Activity. The required answer is each line in the entries below where "randGen" occurs.

^^^^^^^^^^^^^^^^

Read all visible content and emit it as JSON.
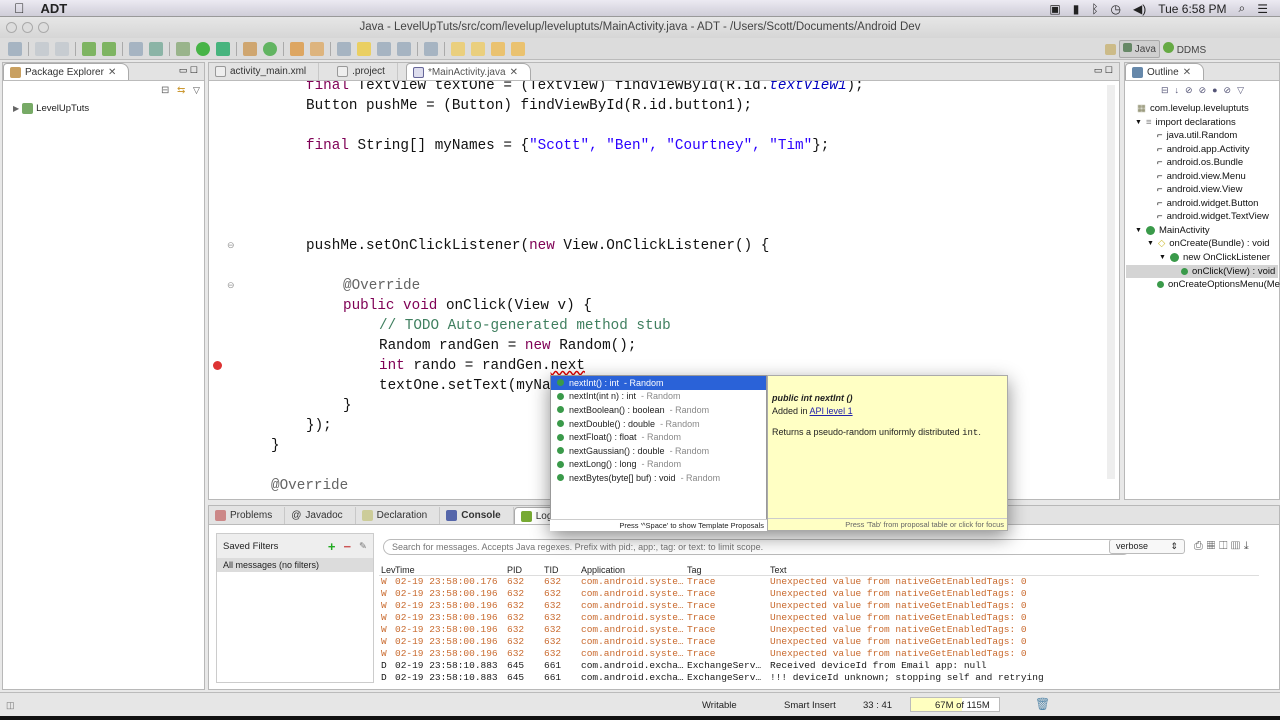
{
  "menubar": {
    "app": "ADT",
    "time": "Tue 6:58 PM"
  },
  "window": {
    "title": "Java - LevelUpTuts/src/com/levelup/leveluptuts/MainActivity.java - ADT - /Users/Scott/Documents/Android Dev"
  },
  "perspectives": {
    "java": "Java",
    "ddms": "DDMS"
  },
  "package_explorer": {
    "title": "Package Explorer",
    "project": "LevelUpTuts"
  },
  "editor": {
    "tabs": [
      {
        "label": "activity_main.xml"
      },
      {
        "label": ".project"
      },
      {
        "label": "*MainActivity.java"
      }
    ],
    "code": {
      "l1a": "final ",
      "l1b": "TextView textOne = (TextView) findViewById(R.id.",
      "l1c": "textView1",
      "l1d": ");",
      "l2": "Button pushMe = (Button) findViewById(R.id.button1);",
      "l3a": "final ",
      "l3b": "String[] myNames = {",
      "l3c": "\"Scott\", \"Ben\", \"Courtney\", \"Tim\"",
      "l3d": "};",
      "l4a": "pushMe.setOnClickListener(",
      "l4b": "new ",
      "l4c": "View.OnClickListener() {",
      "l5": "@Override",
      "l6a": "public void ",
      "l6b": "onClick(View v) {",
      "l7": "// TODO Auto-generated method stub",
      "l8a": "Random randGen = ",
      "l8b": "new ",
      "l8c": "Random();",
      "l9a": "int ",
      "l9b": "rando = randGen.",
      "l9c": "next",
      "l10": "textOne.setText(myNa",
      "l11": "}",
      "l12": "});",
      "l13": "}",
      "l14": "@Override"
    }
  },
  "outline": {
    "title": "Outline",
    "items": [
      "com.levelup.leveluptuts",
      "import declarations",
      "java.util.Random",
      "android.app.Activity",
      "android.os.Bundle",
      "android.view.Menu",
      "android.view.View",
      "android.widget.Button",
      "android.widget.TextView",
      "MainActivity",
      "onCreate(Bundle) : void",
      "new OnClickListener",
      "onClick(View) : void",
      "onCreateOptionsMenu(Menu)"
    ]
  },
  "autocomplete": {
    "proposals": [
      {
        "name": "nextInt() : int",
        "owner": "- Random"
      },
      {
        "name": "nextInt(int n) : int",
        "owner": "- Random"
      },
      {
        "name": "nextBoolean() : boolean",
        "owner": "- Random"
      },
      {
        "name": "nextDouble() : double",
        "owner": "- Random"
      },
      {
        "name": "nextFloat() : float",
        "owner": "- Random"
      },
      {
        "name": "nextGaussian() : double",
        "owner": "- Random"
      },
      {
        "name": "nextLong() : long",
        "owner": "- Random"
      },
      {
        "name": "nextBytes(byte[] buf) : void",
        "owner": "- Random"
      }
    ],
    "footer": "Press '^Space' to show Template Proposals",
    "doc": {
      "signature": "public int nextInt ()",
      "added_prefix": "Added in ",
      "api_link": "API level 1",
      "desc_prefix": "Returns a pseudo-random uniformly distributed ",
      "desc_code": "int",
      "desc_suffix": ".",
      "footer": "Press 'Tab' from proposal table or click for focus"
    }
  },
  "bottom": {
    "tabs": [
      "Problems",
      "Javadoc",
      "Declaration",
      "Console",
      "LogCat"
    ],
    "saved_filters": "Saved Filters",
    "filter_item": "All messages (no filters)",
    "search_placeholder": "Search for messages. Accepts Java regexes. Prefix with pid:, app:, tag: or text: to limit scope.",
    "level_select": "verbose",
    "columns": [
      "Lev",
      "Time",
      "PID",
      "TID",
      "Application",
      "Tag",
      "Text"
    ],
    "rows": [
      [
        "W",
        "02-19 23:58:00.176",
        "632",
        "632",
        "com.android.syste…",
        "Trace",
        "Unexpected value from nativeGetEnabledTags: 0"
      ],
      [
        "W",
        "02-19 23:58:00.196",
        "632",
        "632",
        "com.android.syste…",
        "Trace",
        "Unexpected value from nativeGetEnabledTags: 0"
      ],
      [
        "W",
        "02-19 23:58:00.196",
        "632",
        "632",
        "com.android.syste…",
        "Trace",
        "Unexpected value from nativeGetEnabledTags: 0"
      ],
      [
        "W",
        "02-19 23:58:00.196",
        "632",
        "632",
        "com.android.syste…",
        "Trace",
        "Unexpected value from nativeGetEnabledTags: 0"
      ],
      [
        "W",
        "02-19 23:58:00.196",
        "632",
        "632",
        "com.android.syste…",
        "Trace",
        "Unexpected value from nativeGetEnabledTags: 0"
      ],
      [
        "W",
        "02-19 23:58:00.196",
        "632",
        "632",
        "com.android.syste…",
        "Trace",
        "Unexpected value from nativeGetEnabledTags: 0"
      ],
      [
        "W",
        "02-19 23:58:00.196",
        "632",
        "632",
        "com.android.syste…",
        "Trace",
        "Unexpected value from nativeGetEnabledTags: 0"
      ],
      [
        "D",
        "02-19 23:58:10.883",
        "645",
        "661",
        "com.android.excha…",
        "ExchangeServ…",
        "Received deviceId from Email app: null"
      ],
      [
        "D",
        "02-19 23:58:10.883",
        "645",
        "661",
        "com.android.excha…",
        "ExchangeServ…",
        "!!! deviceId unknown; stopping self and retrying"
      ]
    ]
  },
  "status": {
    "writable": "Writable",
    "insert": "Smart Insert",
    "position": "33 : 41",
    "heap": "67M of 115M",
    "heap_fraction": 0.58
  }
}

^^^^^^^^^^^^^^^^

Response to this exercise.
      "l8a": "Random randGen = ",
      "l9b": "rando = randGen.",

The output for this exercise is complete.